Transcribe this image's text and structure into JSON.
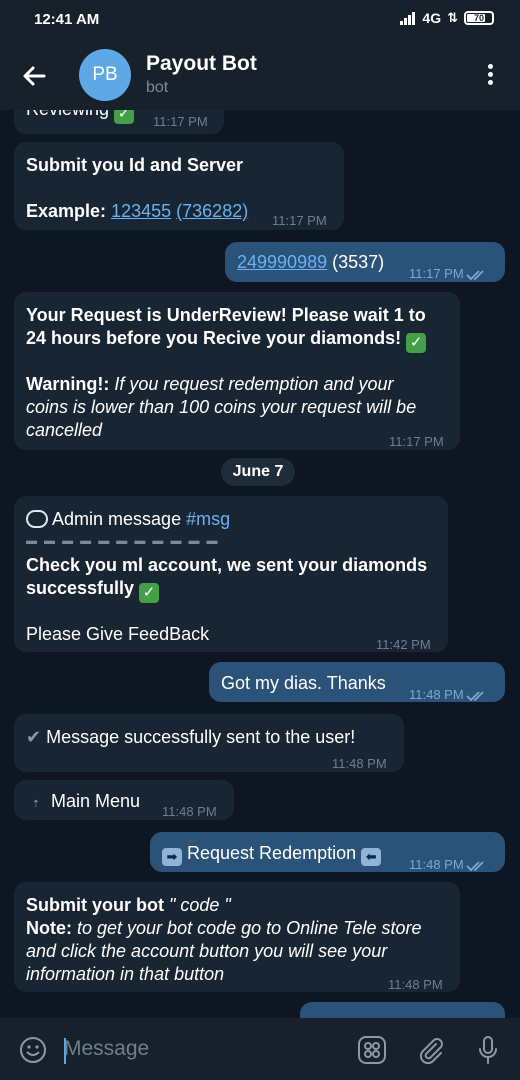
{
  "status_bar": {
    "time": "12:41 AM",
    "network": "4G",
    "battery": "70"
  },
  "header": {
    "avatar_initials": "PB",
    "title": "Payout Bot",
    "subtitle": "bot"
  },
  "messages": {
    "m1": {
      "text": "Reviewing",
      "time": "11:17 PM"
    },
    "m2": {
      "line1": "Submit you Id and Server",
      "example_label": "Example:",
      "id_link": "123455",
      "server_link": "(736282)",
      "time": "11:17 PM"
    },
    "m3": {
      "id_link": "249990989",
      "server": "(3537)",
      "time": "11:17 PM"
    },
    "m4": {
      "line1": "Your Request is UnderReview! Please wait 1 to",
      "line2": "24 hours before you Recive your diamonds!",
      "warning_label": "Warning!:",
      "warning_1": "If you request redemption and your",
      "warning_2": "coins is lower than 100 coins your request will be",
      "warning_3": "cancelled",
      "time": "11:17 PM"
    },
    "date_divider": "June 7",
    "m5": {
      "admin_label": "Admin message",
      "hashtag": "#msg",
      "line1": "Check you ml account, we sent your diamonds",
      "line2": "successfully",
      "line3": "Please Give FeedBack",
      "time": "11:42 PM"
    },
    "m6": {
      "text": "Got my dias. Thanks",
      "time": "11:48 PM"
    },
    "m7": {
      "text": "Message successfully sent to the user!",
      "time": "11:48 PM"
    },
    "m8": {
      "text": "Main Menu",
      "time": "11:48 PM"
    },
    "m9": {
      "text": "Request Redemption",
      "time": "11:48 PM"
    },
    "m10": {
      "line1_bold": "Submit  your bot",
      "line1_italic": " \" code \"",
      "note_label": "Note:",
      "note_1": " to get your bot code go to Online Tele store",
      "note_2": "and click the account button you will see your",
      "note_3": "information in that button",
      "time": "11:48 PM"
    }
  },
  "input": {
    "placeholder": "Message"
  },
  "colors": {
    "background": "#0e1621",
    "header": "#17212b",
    "incoming": "#182533",
    "outgoing": "#2b5278",
    "link": "#6ab2f2",
    "avatar": "#5fa8e6"
  }
}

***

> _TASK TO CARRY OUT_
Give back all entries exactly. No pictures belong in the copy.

> _WRITTEN ANSWER_
Transcribe this image's text and structure into JSON.
{
  "status_bar": {
    "time": "12:41 AM",
    "network": "4G",
    "battery": "70"
  },
  "header": {
    "avatar_initials": "PB",
    "title": "Payout Bot",
    "subtitle": "bot"
  },
  "messages": {
    "m1": {
      "text": "Reviewing",
      "time": "11:17 PM"
    },
    "m2": {
      "line1": "Submit you Id and Server",
      "example_label": "Example:",
      "id_link": "123455",
      "server_link": "(736282)",
      "time": "11:17 PM"
    },
    "m3": {
      "id_link": "249990989",
      "server": "(3537)",
      "time": "11:17 PM"
    },
    "m4": {
      "line1": "Your Request is UnderReview! Please wait 1 to",
      "line2": "24 hours before you Recive your diamonds!",
      "warning_label": "Warning!:",
      "warning_1": "If you request redemption and your",
      "warning_2": "coins is lower than 100 coins your request will be",
      "warning_3": "cancelled",
      "time": "11:17 PM"
    },
    "date_divider": "June 7",
    "m5": {
      "admin_label": "Admin message",
      "hashtag": "#msg",
      "line1": "Check you ml account, we sent your diamonds",
      "line2": "successfully",
      "line3": "Please Give FeedBack",
      "time": "11:42 PM"
    },
    "m6": {
      "text": "Got my dias. Thanks",
      "time": "11:48 PM"
    },
    "m7": {
      "text": "Message successfully sent to the user!",
      "time": "11:48 PM"
    },
    "m8": {
      "text": "Main Menu",
      "time": "11:48 PM"
    },
    "m9": {
      "text": "Request Redemption",
      "time": "11:48 PM"
    },
    "m10": {
      "line1_bold": "Submit  your bot",
      "line1_italic": " \" code \"",
      "note_label": "Note:",
      "note_1": " to get your bot code go to Online Tele store",
      "note_2": "and click the account button you will see your",
      "note_3": "information in that button",
      "time": "11:48 PM"
    }
  },
  "input": {
    "placeholder": "Message"
  },
  "colors": {
    "background": "#0e1621",
    "header": "#17212b",
    "incoming": "#182533",
    "outgoing": "#2b5278",
    "link": "#6ab2f2",
    "avatar": "#5fa8e6"
  }
}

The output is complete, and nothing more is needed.